----- Recorded data

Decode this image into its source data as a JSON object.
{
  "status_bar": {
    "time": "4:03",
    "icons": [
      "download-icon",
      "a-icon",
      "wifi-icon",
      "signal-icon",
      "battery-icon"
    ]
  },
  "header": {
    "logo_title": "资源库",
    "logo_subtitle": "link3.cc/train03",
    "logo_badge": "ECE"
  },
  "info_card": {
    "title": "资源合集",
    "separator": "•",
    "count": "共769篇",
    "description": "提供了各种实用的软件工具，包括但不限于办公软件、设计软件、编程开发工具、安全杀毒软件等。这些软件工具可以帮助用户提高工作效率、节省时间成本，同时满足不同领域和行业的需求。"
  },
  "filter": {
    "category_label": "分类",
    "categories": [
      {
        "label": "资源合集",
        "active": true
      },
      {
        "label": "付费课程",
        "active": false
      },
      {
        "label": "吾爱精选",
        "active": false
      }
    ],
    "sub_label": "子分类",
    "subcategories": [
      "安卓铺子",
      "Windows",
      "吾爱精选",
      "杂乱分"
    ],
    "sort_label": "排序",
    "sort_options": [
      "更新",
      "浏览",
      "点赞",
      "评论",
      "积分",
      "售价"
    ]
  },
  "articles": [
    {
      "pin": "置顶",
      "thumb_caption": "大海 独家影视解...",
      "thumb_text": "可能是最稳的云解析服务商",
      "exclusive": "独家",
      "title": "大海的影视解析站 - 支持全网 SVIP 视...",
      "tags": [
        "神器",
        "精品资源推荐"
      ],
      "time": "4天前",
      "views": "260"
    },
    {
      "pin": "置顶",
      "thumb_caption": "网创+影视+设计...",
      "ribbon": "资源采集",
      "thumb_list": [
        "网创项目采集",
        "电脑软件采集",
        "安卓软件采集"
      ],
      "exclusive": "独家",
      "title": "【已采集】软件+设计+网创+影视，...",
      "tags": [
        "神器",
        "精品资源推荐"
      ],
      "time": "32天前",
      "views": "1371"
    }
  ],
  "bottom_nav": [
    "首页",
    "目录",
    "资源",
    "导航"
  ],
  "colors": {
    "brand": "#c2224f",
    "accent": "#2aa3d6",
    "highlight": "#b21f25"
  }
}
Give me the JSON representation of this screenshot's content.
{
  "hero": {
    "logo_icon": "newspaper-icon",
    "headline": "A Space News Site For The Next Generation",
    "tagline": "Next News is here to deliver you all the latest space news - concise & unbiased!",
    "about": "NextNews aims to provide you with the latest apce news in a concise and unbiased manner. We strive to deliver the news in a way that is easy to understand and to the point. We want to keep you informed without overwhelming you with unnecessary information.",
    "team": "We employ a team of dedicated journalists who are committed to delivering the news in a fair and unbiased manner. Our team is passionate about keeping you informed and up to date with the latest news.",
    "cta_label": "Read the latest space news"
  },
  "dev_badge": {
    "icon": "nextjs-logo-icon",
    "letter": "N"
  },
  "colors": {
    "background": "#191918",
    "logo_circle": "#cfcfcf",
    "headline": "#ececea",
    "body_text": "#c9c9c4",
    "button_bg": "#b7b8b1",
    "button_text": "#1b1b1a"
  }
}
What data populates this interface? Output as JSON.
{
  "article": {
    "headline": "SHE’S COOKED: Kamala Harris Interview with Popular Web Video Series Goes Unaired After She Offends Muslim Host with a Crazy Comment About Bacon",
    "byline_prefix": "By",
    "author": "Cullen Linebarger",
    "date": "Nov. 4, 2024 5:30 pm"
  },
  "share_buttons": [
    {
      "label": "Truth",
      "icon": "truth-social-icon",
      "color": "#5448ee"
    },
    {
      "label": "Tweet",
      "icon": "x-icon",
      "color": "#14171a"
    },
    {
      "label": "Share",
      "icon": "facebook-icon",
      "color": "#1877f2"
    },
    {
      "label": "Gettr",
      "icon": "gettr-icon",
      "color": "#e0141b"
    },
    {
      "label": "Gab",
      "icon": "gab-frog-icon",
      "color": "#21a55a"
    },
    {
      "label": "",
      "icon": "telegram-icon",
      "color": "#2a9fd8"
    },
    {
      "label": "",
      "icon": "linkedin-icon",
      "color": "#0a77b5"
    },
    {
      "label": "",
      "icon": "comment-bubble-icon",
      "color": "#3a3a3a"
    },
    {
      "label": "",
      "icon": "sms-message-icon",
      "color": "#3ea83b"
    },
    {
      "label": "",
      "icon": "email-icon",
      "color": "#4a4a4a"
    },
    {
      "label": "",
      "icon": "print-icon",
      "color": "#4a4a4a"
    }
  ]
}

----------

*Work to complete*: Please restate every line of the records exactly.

*Finished exercise*:
Decode this image into its source data as a JSON object.
{
  "status_bar": {
    "time": "4:03",
    "icons": [
      "download-icon",
      "a-icon",
      "wifi-icon",
      "signal-icon",
      "battery-icon"
    ]
  },
  "header": {
    "logo_title": "资源库",
    "logo_subtitle": "link3.cc/train03",
    "logo_badge": "ECE"
  },
  "info_card": {
    "title": "资源合集",
    "separator": "•",
    "count": "共769篇",
    "description": "提供了各种实用的软件工具，包括但不限于办公软件、设计软件、编程开发工具、安全杀毒软件等。这些软件工具可以帮助用户提高工作效率、节省时间成本，同时满足不同领域和行业的需求。"
  },
  "filter": {
    "category_label": "分类",
    "categories": [
      {
        "label": "资源合集",
        "active": true
      },
      {
        "label": "付费课程",
        "active": false
      },
      {
        "label": "吾爱精选",
        "active": false
      }
    ],
    "sub_label": "子分类",
    "subcategories": [
      "安卓铺子",
      "Windows",
      "吾爱精选",
      "杂乱分"
    ],
    "sort_label": "排序",
    "sort_options": [
      "更新",
      "浏览",
      "点赞",
      "评论",
      "积分",
      "售价"
    ]
  },
  "articles": [
    {
      "pin": "置顶",
      "thumb_caption": "大海 独家影视解...",
      "thumb_text": "可能是最稳的云解析服务商",
      "exclusive": "独家",
      "title": "大海的影视解析站 - 支持全网 SVIP 视...",
      "tags": [
        "神器",
        "精品资源推荐"
      ],
      "time": "4天前",
      "views": "260"
    },
    {
      "pin": "置顶",
      "thumb_caption": "网创+影视+设计...",
      "ribbon": "资源采集",
      "thumb_list": [
        "网创项目采集",
        "电脑软件采集",
        "安卓软件采集"
      ],
      "exclusive": "独家",
      "title": "【已采集】软件+设计+网创+影视，...",
      "tags": [
        "神器",
        "精品资源推荐"
      ],
      "time": "32天前",
      "views": "1371"
    }
  ],
  "bottom_nav": [
    "首页",
    "目录",
    "资源",
    "导航"
  ],
  "colors": {
    "brand": "#c2224f",
    "accent": "#2aa3d6",
    "highlight": "#b21f25"
  }
}
Give me the JSON representation of this screenshot's content.
{
  "hero": {
    "logo_icon": "newspaper-icon",
    "headline": "A Space News Site For The Next Generation",
    "tagline": "Next News is here to deliver you all the latest space news - concise & unbiased!",
    "about": "NextNews aims to provide you with the latest apce news in a concise and unbiased manner. We strive to deliver the news in a way that is easy to understand and to the point. We want to keep you informed without overwhelming you with unnecessary information.",
    "team": "We employ a team of dedicated journalists who are committed to delivering the news in a fair and unbiased manner. Our team is passionate about keeping you informed and up to date with the latest news.",
    "cta_label": "Read the latest space news"
  },
  "dev_badge": {
    "icon": "nextjs-logo-icon",
    "letter": "N"
  },
  "colors": {
    "background": "#191918",
    "logo_circle": "#cfcfcf",
    "headline": "#ececea",
    "body_text": "#c9c9c4",
    "button_bg": "#b7b8b1",
    "button_text": "#1b1b1a"
  }
}
What data populates this interface? Output as JSON.
{
  "article": {
    "headline": "SHE’S COOKED: Kamala Harris Interview with Popular Web Video Series Goes Unaired After She Offends Muslim Host with a Crazy Comment About Bacon",
    "byline_prefix": "By",
    "author": "Cullen Linebarger",
    "date": "Nov. 4, 2024 5:30 pm"
  },
  "share_buttons": [
    {
      "label": "Truth",
      "icon": "truth-social-icon",
      "color": "#5448ee"
    },
    {
      "label": "Tweet",
      "icon": "x-icon",
      "color": "#14171a"
    },
    {
      "label": "Share",
      "icon": "facebook-icon",
      "color": "#1877f2"
    },
    {
      "label": "Gettr",
      "icon": "gettr-icon",
      "color": "#e0141b"
    },
    {
      "label": "Gab",
      "icon": "gab-frog-icon",
      "color": "#21a55a"
    },
    {
      "label": "",
      "icon": "telegram-icon",
      "color": "#2a9fd8"
    },
    {
      "label": "",
      "icon": "linkedin-icon",
      "color": "#0a77b5"
    },
    {
      "label": "",
      "icon": "comment-bubble-icon",
      "color": "#3a3a3a"
    },
    {
      "label": "",
      "icon": "sms-message-icon",
      "color": "#3ea83b"
    },
    {
      "label": "",
      "icon": "email-icon",
      "color": "#4a4a4a"
    },
    {
      "label": "",
      "icon": "print-icon",
      "color": "#4a4a4a"
    }
  ]
}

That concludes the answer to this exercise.